The ramifications are deeper, because a professional league serves as a development and feeder system for the national team.
“We still are very much in a leadership role around the world on the women’s side of the game,” Gulati said. “The trick is how do you continue to maintain that leadership position when everyone is investing a lot of resources?”
A professional league would help. After all, some of the US’s biggest stars have been discovered not in college but in the pro ranks. Such as Wambach, whose career didn’t take off until she played alongside Hamm with the Freedom.
“Abby Wambach could have easily been just somebody who was a college soccer star,” said Breakers coach Lisa Cole. “She became who she is today because of the WUSA.”

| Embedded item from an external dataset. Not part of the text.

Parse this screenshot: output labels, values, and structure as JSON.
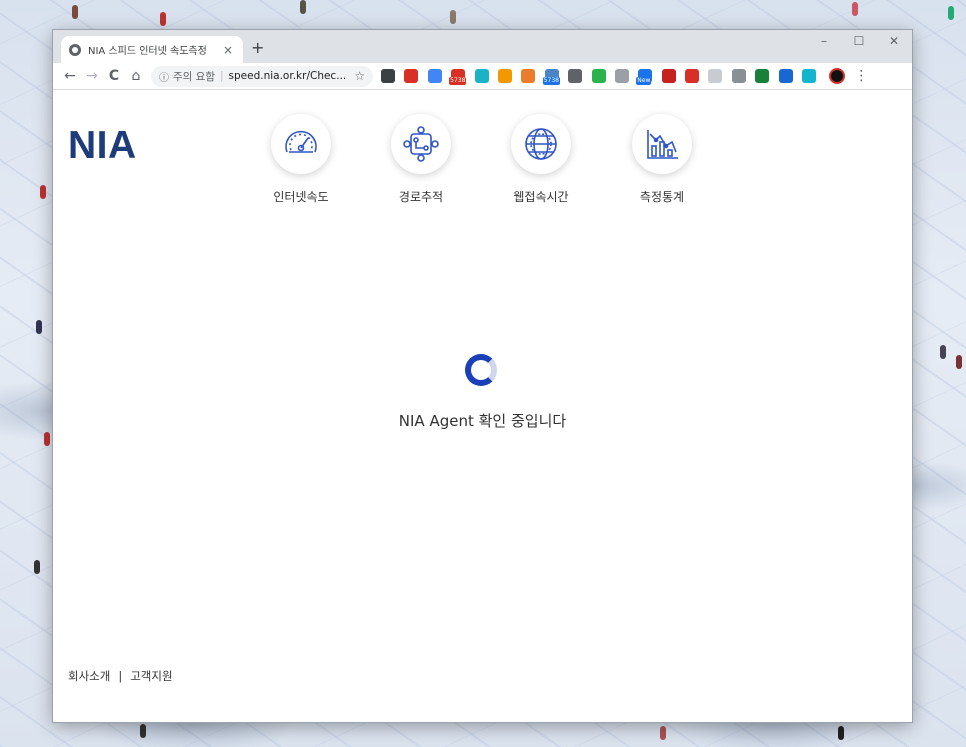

There are others — Shannon Boxx, Amy LePeilbet, Becky Sauerbrunn.
Without professional leagues, they might have turned to coaching. They might have retired. They certainly wouldn’t be in the national team player pool. And even if they had continued playing overseas, that becomes difficult to monitor, especially since FIFA restricts when teams can request their players come back for national team camps.
“I think you see a lot of countries are taking steps forward in terms of development,” said Osborne. “I don’t know if we’re taking those steps.”

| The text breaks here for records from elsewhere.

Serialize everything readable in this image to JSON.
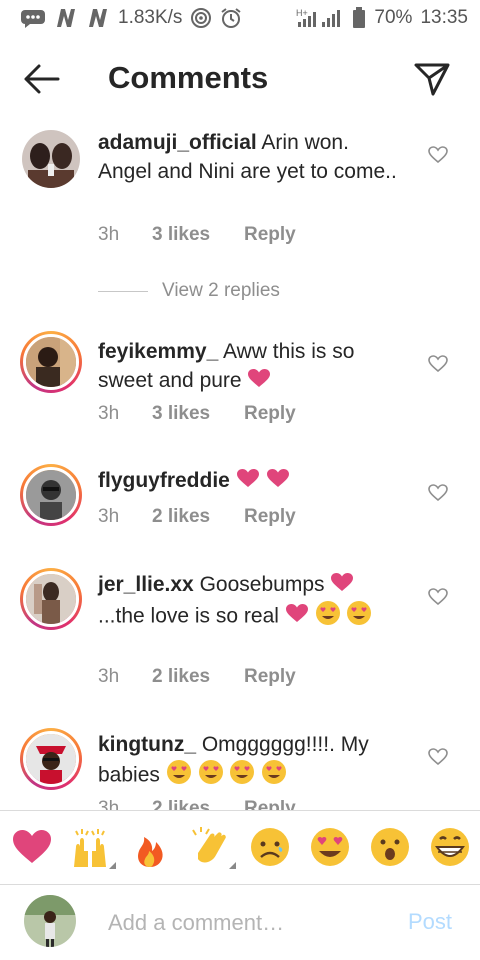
{
  "status_bar": {
    "speed": "1.83K/s",
    "battery": "70%",
    "time": "13:35",
    "network_label": "H+"
  },
  "header": {
    "title": "Comments"
  },
  "comments": [
    {
      "username": "adamuji_official",
      "text": "Arin won. Angel and Nini are yet to come..",
      "time": "3h",
      "likes": "3 likes",
      "reply": "Reply",
      "view_replies": "View 2 replies"
    },
    {
      "username": "feyikemmy_",
      "text": "Aww this is so sweet and pure",
      "time": "3h",
      "likes": "3 likes",
      "reply": "Reply"
    },
    {
      "username": "flyguyfreddie",
      "text": "",
      "time": "3h",
      "likes": "2 likes",
      "reply": "Reply"
    },
    {
      "username": "jer_llie.xx",
      "text": "Goosebumps",
      "text2": "...the love is so real",
      "time": "3h",
      "likes": "2 likes",
      "reply": "Reply"
    },
    {
      "username": "kingtunz_",
      "text": "Omgggggg!!!!. My babies",
      "time": "3h",
      "likes": "2 likes",
      "reply": "Reply"
    }
  ],
  "emoji_bar": [
    "heart",
    "raised-hands",
    "fire",
    "clapping-hands",
    "sad-face",
    "heart-eyes-face",
    "surprised-face",
    "grinning-face"
  ],
  "add_comment": {
    "placeholder": "Add a comment…",
    "post_label": "Post"
  },
  "colors": {
    "heart_pink": "#e0457b",
    "post_disabled": "#b3dbff",
    "meta_gray": "#8e8e8e",
    "emoji_yellow": "#f7c236"
  }
}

That’s one reason the USSF is willing to help make it happen, despite cautioning that discussions are still in the early stages.
The idea is not just to discover talent. The idea is to foster a development system that keeps the US atop women’s soccer, even as strides have been made by countries such as Japan and France.
“That’s the only way that the US can remain on top is if we grow it from the ground up in America, not going overseas and hoping for the best in America,” said former national team player Cat Whitehill. “I think it’s a huge concern. I think the gap is already closing.”
So, don’t expect trumpets. The next league might just show up quietly.
But at that level, will the biggest names want to be a part of it? Will the stars of the national team risk their health and careers for such low salaries?
“I’ve been talking with US national team players and I think there’s a lot of them that want to stay and play,’’ Cole said. “I think that for players on the national team, maybe the money can’t be their No. 1 concern.”
That’s something the new league will have to sell to veterans and rookies alike, that the league can grow and gradually increase its presence, budgets, and salaries. If they don’t, though, can a league survive without them?
“I believe we all think we can,” Stoller said. “Will we have every single star in the galaxy? Absolutely not.”
But they’ll have a competitive league, something that many of those overseas leagues haven’t been able to match.
For now, there is faith that they can find the balance that will allow a league to survive beyond three years. There is faith that they can attract talent, and that talent can attract fans.
“What we’re hearing from players is you’re finally doing it the right way,” Stoller said. “We’d like to make a hell of a lot more money, but this is about the game and this is about making this a league that will be here in five years and 10 years and 20 years.”